The appellate/post-conviction process is complex, subtle, and varies from state to state. However, the general structure of the appellate process, specifically, goes as follows. The process begins after a final judgment is rendered in a lower trial court. If the defendant properly initiates an appeal within a certain timeframe, the appellate process can continue. This initiation includes properly filing a “notice of appeal” and a “record on appeal” on time.
In the first round of appeals (direct appeals), attorneys present briefs and oral arguments to a panel of judges. The judges hear the arguments, read briefs, and investigate the initial case record to determine if there should be a retrial, a reduction of penalties, or even if the case should be completely dismissed. During the direct appeal process, judges are most concerned about finding legal errors committed by the prosecutor or trial court. If the rights of the defendant were infringed, then the defendant may be deserving of a new legal outcome.
Even if the direct appeal is rejected, a defendant can still advance his or her case in the second round of appeals (Supreme Court), or by initiating a post-conviction claim. In post-conviction proceedings, the trial court re-investigates the initial case for negligence or wrongdoing committed by the defendant’s trial attorney.

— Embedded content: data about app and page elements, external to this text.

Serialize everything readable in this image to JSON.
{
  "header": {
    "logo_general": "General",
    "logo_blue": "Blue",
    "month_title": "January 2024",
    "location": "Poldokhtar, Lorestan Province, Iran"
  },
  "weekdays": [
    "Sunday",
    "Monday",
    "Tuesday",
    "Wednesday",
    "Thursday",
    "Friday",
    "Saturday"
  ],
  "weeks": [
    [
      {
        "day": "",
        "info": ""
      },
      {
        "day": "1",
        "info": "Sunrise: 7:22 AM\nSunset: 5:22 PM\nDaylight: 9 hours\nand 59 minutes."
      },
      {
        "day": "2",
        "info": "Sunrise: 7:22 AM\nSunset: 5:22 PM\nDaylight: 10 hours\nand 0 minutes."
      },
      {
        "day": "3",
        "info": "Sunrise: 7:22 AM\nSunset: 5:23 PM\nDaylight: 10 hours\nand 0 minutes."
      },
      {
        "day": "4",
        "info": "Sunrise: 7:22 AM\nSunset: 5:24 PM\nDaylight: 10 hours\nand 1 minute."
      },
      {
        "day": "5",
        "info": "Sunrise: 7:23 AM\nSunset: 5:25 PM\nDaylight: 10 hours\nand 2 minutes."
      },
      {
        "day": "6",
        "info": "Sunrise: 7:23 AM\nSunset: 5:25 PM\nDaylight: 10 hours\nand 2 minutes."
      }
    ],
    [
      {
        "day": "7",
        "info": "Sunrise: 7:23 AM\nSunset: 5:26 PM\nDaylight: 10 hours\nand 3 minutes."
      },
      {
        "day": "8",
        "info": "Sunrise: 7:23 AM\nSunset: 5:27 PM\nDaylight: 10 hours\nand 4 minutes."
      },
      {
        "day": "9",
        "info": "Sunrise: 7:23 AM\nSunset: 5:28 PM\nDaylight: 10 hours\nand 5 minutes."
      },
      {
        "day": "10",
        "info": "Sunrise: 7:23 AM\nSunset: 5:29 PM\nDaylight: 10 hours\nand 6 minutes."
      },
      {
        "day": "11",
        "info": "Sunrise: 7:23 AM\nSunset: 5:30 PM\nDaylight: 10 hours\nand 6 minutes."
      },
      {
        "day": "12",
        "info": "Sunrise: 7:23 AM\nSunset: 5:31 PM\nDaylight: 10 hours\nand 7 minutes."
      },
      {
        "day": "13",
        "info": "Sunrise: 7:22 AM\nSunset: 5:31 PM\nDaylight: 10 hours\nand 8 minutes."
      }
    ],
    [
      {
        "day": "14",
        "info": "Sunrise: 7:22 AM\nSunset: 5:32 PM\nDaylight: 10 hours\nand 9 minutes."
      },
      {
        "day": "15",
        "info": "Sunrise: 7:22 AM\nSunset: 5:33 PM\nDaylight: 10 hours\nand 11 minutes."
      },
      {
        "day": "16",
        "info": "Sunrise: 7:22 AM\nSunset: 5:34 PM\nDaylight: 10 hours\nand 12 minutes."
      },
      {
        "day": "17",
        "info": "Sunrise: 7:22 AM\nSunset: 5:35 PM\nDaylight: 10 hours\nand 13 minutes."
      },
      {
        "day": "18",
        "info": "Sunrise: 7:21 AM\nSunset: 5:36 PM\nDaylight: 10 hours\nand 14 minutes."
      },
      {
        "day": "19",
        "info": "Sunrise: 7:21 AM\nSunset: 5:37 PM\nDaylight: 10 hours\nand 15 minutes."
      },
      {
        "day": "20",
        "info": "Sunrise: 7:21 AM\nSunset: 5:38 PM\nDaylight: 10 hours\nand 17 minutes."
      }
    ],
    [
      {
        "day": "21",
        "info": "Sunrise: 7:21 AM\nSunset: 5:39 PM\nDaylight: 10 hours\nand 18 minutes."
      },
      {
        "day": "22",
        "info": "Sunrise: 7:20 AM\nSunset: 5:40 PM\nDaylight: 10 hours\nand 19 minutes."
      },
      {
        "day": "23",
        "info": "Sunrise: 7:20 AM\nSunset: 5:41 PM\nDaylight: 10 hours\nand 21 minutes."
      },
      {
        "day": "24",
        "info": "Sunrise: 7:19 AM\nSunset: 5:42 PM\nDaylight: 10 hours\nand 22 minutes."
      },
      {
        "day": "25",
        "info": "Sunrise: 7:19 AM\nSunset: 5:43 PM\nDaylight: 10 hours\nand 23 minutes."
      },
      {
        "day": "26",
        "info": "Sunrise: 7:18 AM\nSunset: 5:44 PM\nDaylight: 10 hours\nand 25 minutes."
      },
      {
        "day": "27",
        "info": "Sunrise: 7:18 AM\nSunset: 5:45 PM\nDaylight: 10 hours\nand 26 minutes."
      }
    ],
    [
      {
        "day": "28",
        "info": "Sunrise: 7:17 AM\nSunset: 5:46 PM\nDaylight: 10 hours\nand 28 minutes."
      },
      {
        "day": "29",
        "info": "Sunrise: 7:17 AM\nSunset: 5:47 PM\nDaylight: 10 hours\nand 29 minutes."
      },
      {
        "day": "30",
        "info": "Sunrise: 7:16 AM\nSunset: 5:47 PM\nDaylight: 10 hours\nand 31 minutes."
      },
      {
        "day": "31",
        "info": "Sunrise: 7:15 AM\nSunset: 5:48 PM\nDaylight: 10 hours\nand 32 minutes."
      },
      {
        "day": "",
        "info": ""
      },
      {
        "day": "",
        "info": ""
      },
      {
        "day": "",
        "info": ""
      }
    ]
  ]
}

If the defendant’s trial attorney is found ineffective in his or her representation, there can be a retrial or a mitigation of sentence. Sometimes, even a plea bargain can be re-examined.
Likewise, if you, a friend, or a family member are serving time for a crime, and have discovered new facts about your initial case that could exonerate you, there may still be time for legal recourse. “Cold cases” can be re-opened when new evidence emerges that meets certain requirements. These are considered “newly discovered” claims. They would include, for example, DNA evidence leading to an exoneration.
Appeals and post-conviction cases are challenging, in that facts take on a different significance, depending on whether they are asserted in the direct appeal, or in a post-conviction proceeding. Additionally, the law is constantly changing and it can vary depending upon location. If you, are appealing your case or seeking a post-conviction review, you need an experienced lawyer to assert your rights and maximize your chance of a positive legal outcome. Why an appellate or post-conviction attorney, rather than any other lawyer? Because the law is constantly being changed by new appellate court decisions both locally and nationally. Your attorney must be someone who constantly tracks these emerging case precedents, and is skilled at researching and keeping up to date on the intricacies of criminal law, and the rules which are peculiar to appeals and post-conviction cases.
If you have been charged with a federal crime in Phoenix, Arizona, or its neighboring cities, contact me immediately. Federal crimes are very serious matters and should be confronted with full force.